• Your assignment
Look for "vegetarian" in the listing below. Gather each line that contains it.
Data for analysis START
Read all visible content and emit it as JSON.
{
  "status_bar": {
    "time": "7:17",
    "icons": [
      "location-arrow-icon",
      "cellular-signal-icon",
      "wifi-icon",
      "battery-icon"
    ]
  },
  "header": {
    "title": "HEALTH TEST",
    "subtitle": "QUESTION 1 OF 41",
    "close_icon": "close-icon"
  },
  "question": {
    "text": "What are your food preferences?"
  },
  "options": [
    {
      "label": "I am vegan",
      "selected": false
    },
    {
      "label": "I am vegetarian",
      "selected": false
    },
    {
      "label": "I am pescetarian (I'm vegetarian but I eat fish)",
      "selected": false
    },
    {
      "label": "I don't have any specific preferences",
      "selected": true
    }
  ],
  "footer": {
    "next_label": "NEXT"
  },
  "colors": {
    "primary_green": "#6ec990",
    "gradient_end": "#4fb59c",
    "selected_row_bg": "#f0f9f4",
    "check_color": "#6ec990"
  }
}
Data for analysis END
• Task solution
      "label": "I am vegetarian",
      "label": "I am pescetarian (I'm vegetarian but I eat fish)",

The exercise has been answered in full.